That math just doesn’t work.
I’m not degrading college professors. Similar studies exist for many occupations and life circumstance. The point is we all intrinsically think we are better than we actually are.
We all know our children are above average, we are in perfect health, and anything we do will be successful, no matter what. This is termed optimistic bias.
Optimistic Bias in Business
A recent study shows how financial optimism is both a necessity and the Achilles’ heel of entrepreneurship. Starting a business and having the fate of that business in your hands is a forward-looking action that reflects your optimism.
What’s more, this optimism causes activities that inspire more optimism. Expecting good things to happen can act as a self-fulfilling prophecy—people who believe they will be successful are more likely to be successful. This optimism motivates us to continue to pursue our goals and to chase more activities that inspire even more optimism.
Once an entrepreneur starts a business, he or she becomes engaged in other enterprises that fuel more optimism. Which, ironically, is one of the reasons few entrepreneurs become successful. Despite warning signs and alarms, optimism fuels optimism and the entrepreneur become blind to how their business venture is performing until it is too late to take corrective action.
Being optimist is good for the entrepreneur. Knowing about your personal optimistic bias, however, is even better.
Optimism bias is a human feature about 80% of us have. Here are several ideas on how to manage your optimism bias.
Be mindful – recognize optimism bias for what it is and call it out when we see it in action.
Use “designated drivers” – optimism bias could be considered a type of impaired judgment. Select several close associates who won’t either benefit or lose from your decisions and ask them to review your assessment of the situation independently.
Exploit diversity – diversity in teaming creates strength when it is well leveraged. Create diverse teams and listen to their evaluations of your business planning. Along the way be careful to avoid analysis-paralysis or to indulge in constant questioning and reversing of decisions.
Establish control limits and obey them – always employ earned value metrics or other management tools to help objectively evaluate the success/failure of all business enterprises.
Our optimism is a double-edged sword. It predisposes us to egotistical overconfidence and foolish risks but enables our greatest and noblest achievements. This is true throughout the Bible.

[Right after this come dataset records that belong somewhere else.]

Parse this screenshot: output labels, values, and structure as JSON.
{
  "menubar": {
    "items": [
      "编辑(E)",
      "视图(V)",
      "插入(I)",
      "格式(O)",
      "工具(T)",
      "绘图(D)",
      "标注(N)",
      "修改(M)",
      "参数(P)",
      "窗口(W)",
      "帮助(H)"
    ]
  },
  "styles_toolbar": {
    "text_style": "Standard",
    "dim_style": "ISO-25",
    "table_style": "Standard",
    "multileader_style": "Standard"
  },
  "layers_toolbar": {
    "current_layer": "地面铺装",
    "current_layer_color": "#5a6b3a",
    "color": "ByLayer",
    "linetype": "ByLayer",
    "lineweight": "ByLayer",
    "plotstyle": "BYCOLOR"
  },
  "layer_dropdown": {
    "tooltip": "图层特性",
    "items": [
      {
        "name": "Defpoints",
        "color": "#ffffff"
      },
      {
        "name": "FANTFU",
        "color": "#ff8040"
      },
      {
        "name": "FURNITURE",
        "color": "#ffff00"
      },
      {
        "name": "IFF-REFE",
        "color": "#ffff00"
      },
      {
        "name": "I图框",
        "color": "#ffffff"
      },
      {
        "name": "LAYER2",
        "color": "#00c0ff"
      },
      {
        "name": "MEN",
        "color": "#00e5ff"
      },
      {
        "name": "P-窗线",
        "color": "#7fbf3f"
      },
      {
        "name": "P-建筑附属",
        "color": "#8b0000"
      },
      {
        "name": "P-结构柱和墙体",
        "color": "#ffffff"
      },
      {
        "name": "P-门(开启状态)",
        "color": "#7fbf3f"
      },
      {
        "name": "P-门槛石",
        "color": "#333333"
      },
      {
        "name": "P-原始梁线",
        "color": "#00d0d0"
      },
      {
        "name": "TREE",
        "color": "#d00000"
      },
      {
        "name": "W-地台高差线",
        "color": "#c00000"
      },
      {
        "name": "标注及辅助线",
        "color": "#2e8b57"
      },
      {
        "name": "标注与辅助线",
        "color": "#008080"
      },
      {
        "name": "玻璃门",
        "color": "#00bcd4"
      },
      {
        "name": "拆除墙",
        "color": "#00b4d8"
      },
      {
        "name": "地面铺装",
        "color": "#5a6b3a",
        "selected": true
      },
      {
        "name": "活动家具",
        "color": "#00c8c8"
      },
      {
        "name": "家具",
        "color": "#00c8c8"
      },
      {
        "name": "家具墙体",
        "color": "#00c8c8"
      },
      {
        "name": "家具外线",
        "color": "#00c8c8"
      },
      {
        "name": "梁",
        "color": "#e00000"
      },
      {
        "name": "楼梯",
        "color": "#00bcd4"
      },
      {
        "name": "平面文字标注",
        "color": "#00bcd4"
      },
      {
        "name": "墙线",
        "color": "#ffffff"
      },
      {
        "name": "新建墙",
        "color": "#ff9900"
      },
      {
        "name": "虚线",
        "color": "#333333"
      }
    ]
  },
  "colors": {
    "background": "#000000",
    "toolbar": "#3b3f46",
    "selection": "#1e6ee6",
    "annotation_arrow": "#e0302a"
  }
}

“May the God of hope fill you with all joy and peace as you trust in him, so that you may overflow with hope by the power of the Holy Spirit.”

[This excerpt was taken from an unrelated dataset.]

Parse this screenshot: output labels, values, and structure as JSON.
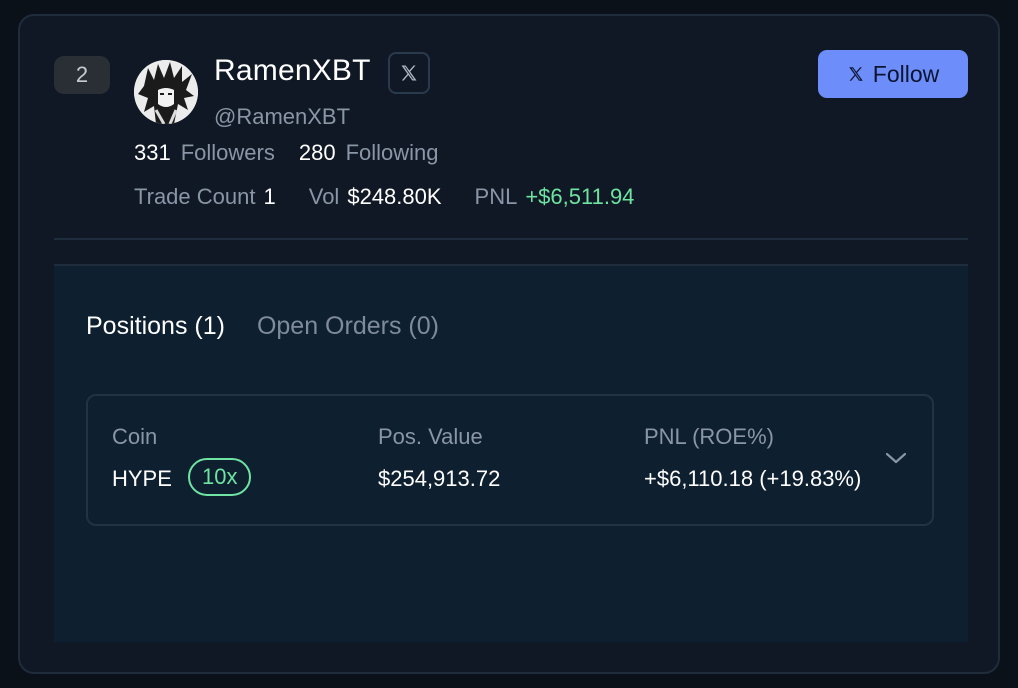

When we hope in God, we put our trust in His sovereign plan above what our circumstances tell us.
Think and Pray
Always be optimistic. Optimistic people refuse to worry about things they cannot control, so they are ultimately more enjoyable to work for. But pay attention to your personal optimism bias. Above all, put your hope and trust in God.
Father, help me to be aware of the times when I’m placing my confidence in anything other than You. Give me a healthy optimism as I anticipate Your work in my circumstances. Amen.
Philip W. Struble is the President of Landplan Engineering and is passionate about helping business leaders steward their companies in a way that honors God. He is the author of Zebedee and Sons Fishing Co.: Business Advice from the Bible, and hosts a weekly blog at www.zebedeeandsonsfishingco.com. Philip and his wife, Stephanie, have four adult children and currently reside on a small farm in rural Douglas County, Kansas.